Not much was said after that. Silver was beating away guilt while Jim became lost in his own thoughts again. Ages passed before John Silver recalled why it was that they had been talking to begin with.

"Are you close wit your mother then?"

A slight chuckle erupted from Jim's corner. It was the first time Silver had ever heard his cabin boy laughed, and it strangely warmed his heart.

"I wouldn't call it that," stated Jim with a light grin on his youthful features.

"Oh no?" Silver flashed a grin of his own in Jim's direction. "What would yeh call it then?"

"Not much, except one day she'd had her fill of a troublesome fifteen year old who did more harm than good."

Silver's lip jutted out in a frown as he turned to consider his cabin boy. He looked Jim up and down as though trying to get a picture of the boy as some punk strutting up and down small city streets taking money and candy from kids. Jim, noting this expression, laughed as he set aside his knife to fish out a few more plants.

"So yeh did run away?"

Jim shook his head. "I made a promise."

Silver smiled warmly, though it was hidden in his shoulder as he turned his gaze away. "And what promise was that?"

Jim paused to sigh. Silver cast a concerned glance in the boy's direction before he started.

"That I'd make her proud. And that I'd make up for all the times I'd let her down."

"And she let yeh go?" Silver asked, slightly amazed with the affectionate overlaying of the tale that was being weaved.

"Well, not easily," Jim said with a grin.

"I'd think not," Silver admitted with a chuckle. "If yer all she has, it'd have to be hard for her." He cast another grin in Jim's direction. The cabin boy only shrugged, not having the confidence to agree with it, nor the lack of care to disprove it. He simply remained silent.

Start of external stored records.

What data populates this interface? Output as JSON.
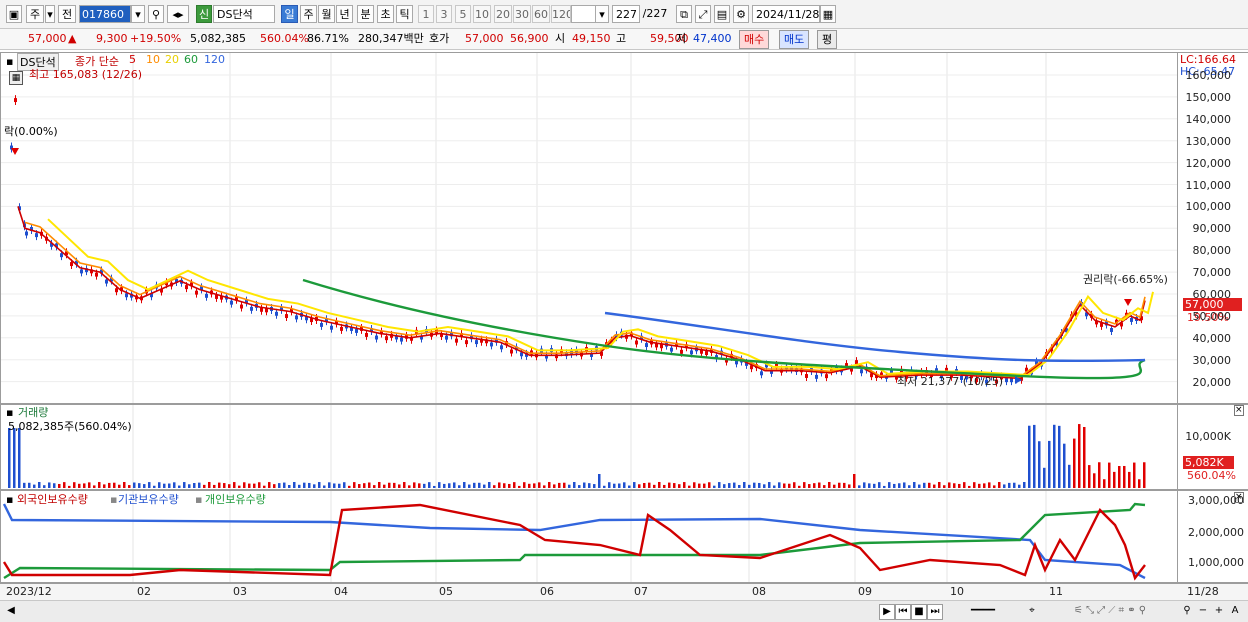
{
  "toolbar": {
    "market": "주",
    "prev": "전",
    "code": "017860",
    "shin": "신",
    "stock_name": "DS단석",
    "periods": [
      "일",
      "주",
      "월",
      "년",
      "분",
      "초",
      "틱"
    ],
    "selected_period": "일",
    "intervals": [
      "1",
      "3",
      "5",
      "10",
      "20",
      "30",
      "60",
      "120"
    ],
    "count": "227",
    "count_total": "/227",
    "date": "2024/11/28"
  },
  "info": {
    "price": "57,000",
    "change_arrow": "▲",
    "change": "9,300",
    "change_pct": "+19.50%",
    "volume": "5,082,385",
    "vol_ratio": "560.04%",
    "turnover": "86.71%",
    "amount": "280,347백만",
    "bid_label": "호가",
    "ask": "57,000",
    "bid": "56,900",
    "open_label": "시",
    "open": "49,150",
    "high_label": "고",
    "high": "59,500",
    "low_label": "저",
    "low": "47,400",
    "buy": "매수",
    "sell": "매도",
    "eval": "평"
  },
  "price_panel": {
    "name": "DS단석",
    "ma_label": "종가 단순",
    "ma_periods": [
      "5",
      "10",
      "20",
      "60",
      "120"
    ],
    "high_note": "최고 165,083 (12/26)",
    "low_note": "최저 21,377 (10/25)",
    "right_note": "권리락(-66.65%)",
    "left_note": "락(0.00%)",
    "lc": "LC:166.64",
    "hc": "HC:-65.47",
    "yticks": [
      "160,000",
      "150,000",
      "140,000",
      "130,000",
      "120,000",
      "110,000",
      "100,000",
      "90,000",
      "80,000",
      "70,000",
      "60,000",
      "50,000",
      "40,000",
      "30,000",
      "20,000"
    ],
    "last_price": "57,000",
    "last_pct": "19.50%"
  },
  "volume_panel": {
    "name": "거래량",
    "note": "5,082,385주(560.04%)",
    "ytick": "10,000K",
    "last": "5,082K",
    "last_pct": "560.04%"
  },
  "holdings_panel": {
    "series": [
      "외국인보유수량",
      "기관보유수량",
      "개인보유수량"
    ],
    "yticks": [
      "3,000,000",
      "2,000,000",
      "1,000,000"
    ]
  },
  "dates": [
    "2023/12",
    "02",
    "03",
    "04",
    "05",
    "06",
    "07",
    "08",
    "09",
    "10",
    "11",
    "11/28"
  ],
  "colors": {
    "up": "#e00000",
    "down": "#1f4fcf",
    "ma5": "#d00000",
    "ma10": "#ff8c00",
    "ma20": "#ffe600",
    "ma60": "#1c9a3a",
    "ma120": "#3366dd"
  },
  "chart_data": [
    {
      "type": "line",
      "title": "DS단석",
      "series": [
        {
          "name": "종가",
          "x": [
            "2023/12",
            "01",
            "02",
            "03",
            "04",
            "05",
            "06",
            "07",
            "08",
            "09",
            "10",
            "11",
            "11/28"
          ],
          "values": [
            120000,
            85000,
            60000,
            55000,
            42000,
            40000,
            32000,
            40000,
            30000,
            25000,
            22000,
            50000,
            57000
          ]
        }
      ],
      "ylim": [
        15000,
        170000
      ]
    },
    {
      "type": "bar",
      "title": "거래량",
      "series": [
        {
          "name": "거래량",
          "values": [
            5082
          ]
        }
      ],
      "ylabel": "K"
    }
  ]
}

"Ah, but yer in good hands," came Silver after a few moments. The uncharacteristic warmth in both his tone and words surprised both himself and Jim. All he could do was laugh and go back to peeling vegetables. "Why don't you go get some meat outta the cooler, Jimbo?" he asked after a few minutes of awkward silence.

The boy sighed. He tossed his knife aside and put the vegetables back into the bin, exiting the cabin with no more bounce in his step then when he had first entered it the other day. Silver and Morph stared after him until not even his shadow graced the stairway.

"Poor kid," Silver said with a sigh as he slipped Morph a few bites of the food. "Got a whole world on his shoulders and don't complain a bit." The shape shifter cooed and nestled itself comfortably onto its master's shoulder, offering no words either way.

His lower lip still pressed forward in a pout-like expression, the old cyborg sighed. "Guess it couldn't hurt," he began, "to look out fer him till our business is done. Could it, Morphie?"

Morph chirped happily, which was enough for Silver.

"Yeah. Couldn't hurt."